# EXCERPTED RECORDS
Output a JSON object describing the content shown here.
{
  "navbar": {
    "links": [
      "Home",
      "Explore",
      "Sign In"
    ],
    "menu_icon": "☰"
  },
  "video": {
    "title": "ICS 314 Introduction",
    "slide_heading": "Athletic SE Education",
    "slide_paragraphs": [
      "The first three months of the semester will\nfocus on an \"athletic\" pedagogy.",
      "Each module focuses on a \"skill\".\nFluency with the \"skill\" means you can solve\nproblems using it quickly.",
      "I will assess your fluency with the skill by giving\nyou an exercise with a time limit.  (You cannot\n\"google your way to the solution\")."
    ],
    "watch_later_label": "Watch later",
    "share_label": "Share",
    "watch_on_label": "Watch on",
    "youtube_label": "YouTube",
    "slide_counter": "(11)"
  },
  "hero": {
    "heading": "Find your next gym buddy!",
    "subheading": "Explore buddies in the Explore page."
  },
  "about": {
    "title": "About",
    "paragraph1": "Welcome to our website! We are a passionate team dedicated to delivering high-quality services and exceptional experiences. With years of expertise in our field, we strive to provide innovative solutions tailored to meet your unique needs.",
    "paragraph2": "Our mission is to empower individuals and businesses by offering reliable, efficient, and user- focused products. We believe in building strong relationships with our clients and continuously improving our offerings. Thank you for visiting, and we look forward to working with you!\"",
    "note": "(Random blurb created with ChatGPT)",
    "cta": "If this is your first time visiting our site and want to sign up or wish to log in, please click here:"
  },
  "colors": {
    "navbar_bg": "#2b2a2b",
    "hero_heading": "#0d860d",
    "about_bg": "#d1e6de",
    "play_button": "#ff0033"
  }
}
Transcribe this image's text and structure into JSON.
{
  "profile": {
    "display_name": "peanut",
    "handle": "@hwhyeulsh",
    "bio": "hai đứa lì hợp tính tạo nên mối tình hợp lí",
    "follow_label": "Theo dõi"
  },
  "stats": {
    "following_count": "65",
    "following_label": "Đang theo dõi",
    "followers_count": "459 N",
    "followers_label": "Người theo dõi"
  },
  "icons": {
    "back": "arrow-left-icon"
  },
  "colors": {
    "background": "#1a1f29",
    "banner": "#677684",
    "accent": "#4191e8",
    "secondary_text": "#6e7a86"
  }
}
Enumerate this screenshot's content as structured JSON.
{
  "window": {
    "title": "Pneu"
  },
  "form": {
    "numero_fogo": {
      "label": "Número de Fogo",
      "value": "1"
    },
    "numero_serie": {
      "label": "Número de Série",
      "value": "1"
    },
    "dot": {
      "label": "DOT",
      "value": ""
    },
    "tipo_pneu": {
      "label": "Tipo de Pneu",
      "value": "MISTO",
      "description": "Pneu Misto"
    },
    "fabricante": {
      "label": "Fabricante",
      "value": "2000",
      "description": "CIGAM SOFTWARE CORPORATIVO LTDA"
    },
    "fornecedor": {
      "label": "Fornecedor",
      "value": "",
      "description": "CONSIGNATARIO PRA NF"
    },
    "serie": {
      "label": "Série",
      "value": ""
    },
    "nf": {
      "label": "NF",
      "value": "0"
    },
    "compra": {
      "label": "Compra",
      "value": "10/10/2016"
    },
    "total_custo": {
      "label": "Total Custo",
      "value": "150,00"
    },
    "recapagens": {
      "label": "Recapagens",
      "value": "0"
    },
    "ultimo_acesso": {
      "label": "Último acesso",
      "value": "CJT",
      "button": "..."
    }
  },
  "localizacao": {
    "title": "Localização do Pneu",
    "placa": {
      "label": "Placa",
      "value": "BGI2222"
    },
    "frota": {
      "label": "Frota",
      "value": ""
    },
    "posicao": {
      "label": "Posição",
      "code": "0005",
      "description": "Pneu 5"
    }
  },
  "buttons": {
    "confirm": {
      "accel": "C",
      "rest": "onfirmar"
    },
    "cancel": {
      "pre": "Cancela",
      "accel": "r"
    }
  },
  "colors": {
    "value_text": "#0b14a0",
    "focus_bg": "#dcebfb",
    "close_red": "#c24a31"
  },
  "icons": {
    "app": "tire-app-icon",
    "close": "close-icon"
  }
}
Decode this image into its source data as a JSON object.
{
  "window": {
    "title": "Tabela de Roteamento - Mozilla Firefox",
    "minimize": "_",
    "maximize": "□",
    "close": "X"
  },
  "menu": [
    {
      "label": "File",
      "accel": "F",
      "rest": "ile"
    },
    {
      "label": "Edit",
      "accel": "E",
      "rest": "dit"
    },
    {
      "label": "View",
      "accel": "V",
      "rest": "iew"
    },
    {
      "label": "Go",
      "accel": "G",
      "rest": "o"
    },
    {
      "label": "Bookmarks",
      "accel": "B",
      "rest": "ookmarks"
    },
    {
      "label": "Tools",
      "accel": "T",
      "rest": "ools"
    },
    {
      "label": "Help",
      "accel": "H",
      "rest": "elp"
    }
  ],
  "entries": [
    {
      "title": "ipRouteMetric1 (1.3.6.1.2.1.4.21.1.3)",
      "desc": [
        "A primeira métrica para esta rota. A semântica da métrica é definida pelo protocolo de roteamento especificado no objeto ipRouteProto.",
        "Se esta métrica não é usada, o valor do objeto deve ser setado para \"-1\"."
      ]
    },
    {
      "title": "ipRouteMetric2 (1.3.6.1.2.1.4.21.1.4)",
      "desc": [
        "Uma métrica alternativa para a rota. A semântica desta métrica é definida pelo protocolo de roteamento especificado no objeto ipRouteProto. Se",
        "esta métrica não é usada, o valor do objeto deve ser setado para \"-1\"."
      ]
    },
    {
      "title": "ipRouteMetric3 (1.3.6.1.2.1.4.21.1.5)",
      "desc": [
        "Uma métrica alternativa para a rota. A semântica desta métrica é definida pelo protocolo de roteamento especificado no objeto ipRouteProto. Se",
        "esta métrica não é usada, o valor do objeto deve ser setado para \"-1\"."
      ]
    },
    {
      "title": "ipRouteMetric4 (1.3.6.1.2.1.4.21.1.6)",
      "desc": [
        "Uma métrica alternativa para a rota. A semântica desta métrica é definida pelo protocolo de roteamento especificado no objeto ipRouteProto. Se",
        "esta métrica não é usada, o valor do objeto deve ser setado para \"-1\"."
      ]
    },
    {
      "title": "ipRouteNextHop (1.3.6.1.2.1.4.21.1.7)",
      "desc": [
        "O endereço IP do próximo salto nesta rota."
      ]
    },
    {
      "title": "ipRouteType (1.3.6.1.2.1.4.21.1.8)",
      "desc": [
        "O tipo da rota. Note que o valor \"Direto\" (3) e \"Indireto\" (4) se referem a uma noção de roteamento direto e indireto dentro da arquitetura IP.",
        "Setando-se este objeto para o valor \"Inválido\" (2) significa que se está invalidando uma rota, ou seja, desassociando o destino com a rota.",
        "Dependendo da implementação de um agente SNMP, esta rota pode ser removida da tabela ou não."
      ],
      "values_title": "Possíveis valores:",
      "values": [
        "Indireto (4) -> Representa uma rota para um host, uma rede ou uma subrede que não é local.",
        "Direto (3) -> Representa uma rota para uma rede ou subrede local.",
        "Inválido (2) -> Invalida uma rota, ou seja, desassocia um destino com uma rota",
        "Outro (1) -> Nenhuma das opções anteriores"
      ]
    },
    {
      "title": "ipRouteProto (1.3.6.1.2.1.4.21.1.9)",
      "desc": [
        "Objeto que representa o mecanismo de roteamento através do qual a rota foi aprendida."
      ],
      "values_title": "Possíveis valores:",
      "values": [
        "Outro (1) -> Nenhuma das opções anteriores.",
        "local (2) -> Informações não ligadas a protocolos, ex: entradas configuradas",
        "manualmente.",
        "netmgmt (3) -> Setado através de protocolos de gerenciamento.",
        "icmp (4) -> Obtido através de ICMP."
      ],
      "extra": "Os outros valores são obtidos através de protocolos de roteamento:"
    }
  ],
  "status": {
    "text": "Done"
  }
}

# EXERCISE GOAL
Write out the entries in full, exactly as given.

# ANSWER TO THE EXERCISE
Output a JSON object describing the content shown here.
{
  "navbar": {
    "links": [
      "Home",
      "Explore",
      "Sign In"
    ],
    "menu_icon": "☰"
  },
  "video": {
    "title": "ICS 314 Introduction",
    "slide_heading": "Athletic SE Education",
    "slide_paragraphs": [
      "The first three months of the semester will\nfocus on an \"athletic\" pedagogy.",
      "Each module focuses on a \"skill\".\nFluency with the \"skill\" means you can solve\nproblems using it quickly.",
      "I will assess your fluency with the skill by giving\nyou an exercise with a time limit.  (You cannot\n\"google your way to the solution\")."
    ],
    "watch_later_label": "Watch later",
    "share_label": "Share",
    "watch_on_label": "Watch on",
    "youtube_label": "YouTube",
    "slide_counter": "(11)"
  },
  "hero": {
    "heading": "Find your next gym buddy!",
    "subheading": "Explore buddies in the Explore page."
  },
  "about": {
    "title": "About",
    "paragraph1": "Welcome to our website! We are a passionate team dedicated to delivering high-quality services and exceptional experiences. With years of expertise in our field, we strive to provide innovative solutions tailored to meet your unique needs.",
    "paragraph2": "Our mission is to empower individuals and businesses by offering reliable, efficient, and user- focused products. We believe in building strong relationships with our clients and continuously improving our offerings. Thank you for visiting, and we look forward to working with you!\"",
    "note": "(Random blurb created with ChatGPT)",
    "cta": "If this is your first time visiting our site and want to sign up or wish to log in, please click here:"
  },
  "colors": {
    "navbar_bg": "#2b2a2b",
    "hero_heading": "#0d860d",
    "about_bg": "#d1e6de",
    "play_button": "#ff0033"
  }
}
Transcribe this image's text and structure into JSON.
{
  "profile": {
    "display_name": "peanut",
    "handle": "@hwhyeulsh",
    "bio": "hai đứa lì hợp tính tạo nên mối tình hợp lí",
    "follow_label": "Theo dõi"
  },
  "stats": {
    "following_count": "65",
    "following_label": "Đang theo dõi",
    "followers_count": "459 N",
    "followers_label": "Người theo dõi"
  },
  "icons": {
    "back": "arrow-left-icon"
  },
  "colors": {
    "background": "#1a1f29",
    "banner": "#677684",
    "accent": "#4191e8",
    "secondary_text": "#6e7a86"
  }
}
Enumerate this screenshot's content as structured JSON.
{
  "window": {
    "title": "Pneu"
  },
  "form": {
    "numero_fogo": {
      "label": "Número de Fogo",
      "value": "1"
    },
    "numero_serie": {
      "label": "Número de Série",
      "value": "1"
    },
    "dot": {
      "label": "DOT",
      "value": ""
    },
    "tipo_pneu": {
      "label": "Tipo de Pneu",
      "value": "MISTO",
      "description": "Pneu Misto"
    },
    "fabricante": {
      "label": "Fabricante",
      "value": "2000",
      "description": "CIGAM SOFTWARE CORPORATIVO LTDA"
    },
    "fornecedor": {
      "label": "Fornecedor",
      "value": "",
      "description": "CONSIGNATARIO PRA NF"
    },
    "serie": {
      "label": "Série",
      "value": ""
    },
    "nf": {
      "label": "NF",
      "value": "0"
    },
    "compra": {
      "label": "Compra",
      "value": "10/10/2016"
    },
    "total_custo": {
      "label": "Total Custo",
      "value": "150,00"
    },
    "recapagens": {
      "label": "Recapagens",
      "value": "0"
    },
    "ultimo_acesso": {
      "label": "Último acesso",
      "value": "CJT",
      "button": "..."
    }
  },
  "localizacao": {
    "title": "Localização do Pneu",
    "placa": {
      "label": "Placa",
      "value": "BGI2222"
    },
    "frota": {
      "label": "Frota",
      "value": ""
    },
    "posicao": {
      "label": "Posição",
      "code": "0005",
      "description": "Pneu 5"
    }
  },
  "buttons": {
    "confirm": {
      "accel": "C",
      "rest": "onfirmar"
    },
    "cancel": {
      "pre": "Cancela",
      "accel": "r"
    }
  },
  "colors": {
    "value_text": "#0b14a0",
    "focus_bg": "#dcebfb",
    "close_red": "#c24a31"
  },
  "icons": {
    "app": "tire-app-icon",
    "close": "close-icon"
  }
}
Decode this image into its source data as a JSON object.
{
  "window": {
    "title": "Tabela de Roteamento - Mozilla Firefox",
    "minimize": "_",
    "maximize": "□",
    "close": "X"
  },
  "menu": [
    {
      "label": "File",
      "accel": "F",
      "rest": "ile"
    },
    {
      "label": "Edit",
      "accel": "E",
      "rest": "dit"
    },
    {
      "label": "View",
      "accel": "V",
      "rest": "iew"
    },
    {
      "label": "Go",
      "accel": "G",
      "rest": "o"
    },
    {
      "label": "Bookmarks",
      "accel": "B",
      "rest": "ookmarks"
    },
    {
      "label": "Tools",
      "accel": "T",
      "rest": "ools"
    },
    {
      "label": "Help",
      "accel": "H",
      "rest": "elp"
    }
  ],
  "entries": [
    {
      "title": "ipRouteMetric1 (1.3.6.1.2.1.4.21.1.3)",
      "desc": [
        "A primeira métrica para esta rota. A semântica da métrica é definida pelo protocolo de roteamento especificado no objeto ipRouteProto.",
        "Se esta métrica não é usada, o valor do objeto deve ser setado para \"-1\"."
      ]
    },
    {
      "title": "ipRouteMetric2 (1.3.6.1.2.1.4.21.1.4)",
      "desc": [
        "Uma métrica alternativa para a rota. A semântica desta métrica é definida pelo protocolo de roteamento especificado no objeto ipRouteProto. Se",
        "esta métrica não é usada, o valor do objeto deve ser setado para \"-1\"."
      ]
    },
    {
      "title": "ipRouteMetric3 (1.3.6.1.2.1.4.21.1.5)",
      "desc": [
        "Uma métrica alternativa para a rota. A semântica desta métrica é definida pelo protocolo de roteamento especificado no objeto ipRouteProto. Se",
        "esta métrica não é usada, o valor do objeto deve ser setado para \"-1\"."
      ]
    },
    {
      "title": "ipRouteMetric4 (1.3.6.1.2.1.4.21.1.6)",
      "desc": [
        "Uma métrica alternativa para a rota. A semântica desta métrica é definida pelo protocolo de roteamento especificado no objeto ipRouteProto. Se",
        "esta métrica não é usada, o valor do objeto deve ser setado para \"-1\"."
      ]
    },
    {
      "title": "ipRouteNextHop (1.3.6.1.2.1.4.21.1.7)",
      "desc": [
        "O endereço IP do próximo salto nesta rota."
      ]
    },
    {
      "title": "ipRouteType (1.3.6.1.2.1.4.21.1.8)",
      "desc": [
        "O tipo da rota. Note que o valor \"Direto\" (3) e \"Indireto\" (4) se referem a uma noção de roteamento direto e indireto dentro da arquitetura IP.",
        "Setando-se este objeto para o valor \"Inválido\" (2) significa que se está invalidando uma rota, ou seja, desassociando o destino com a rota.",
        "Dependendo da implementação de um agente SNMP, esta rota pode ser removida da tabela ou não."
      ],
      "values_title": "Possíveis valores:",
      "values": [
        "Indireto (4) -> Representa uma rota para um host, uma rede ou uma subrede que não é local.",
        "Direto (3) -> Representa uma rota para uma rede ou subrede local.",
        "Inválido (2) -> Invalida uma rota, ou seja, desassocia um destino com uma rota",
        "Outro (1) -> Nenhuma das opções anteriores"
      ]
    },
    {
      "title": "ipRouteProto (1.3.6.1.2.1.4.21.1.9)",
      "desc": [
        "Objeto que representa o mecanismo de roteamento através do qual a rota foi aprendida."
      ],
      "values_title": "Possíveis valores:",
      "values": [
        "Outro (1) -> Nenhuma das opções anteriores.",
        "local (2) -> Informações não ligadas a protocolos, ex: entradas configuradas",
        "manualmente.",
        "netmgmt (3) -> Setado através de protocolos de gerenciamento.",
        "icmp (4) -> Obtido através de ICMP."
      ],
      "extra": "Os outros valores são obtidos através de protocolos de roteamento:"
    }
  ],
  "status": {
    "text": "Done"
  }
}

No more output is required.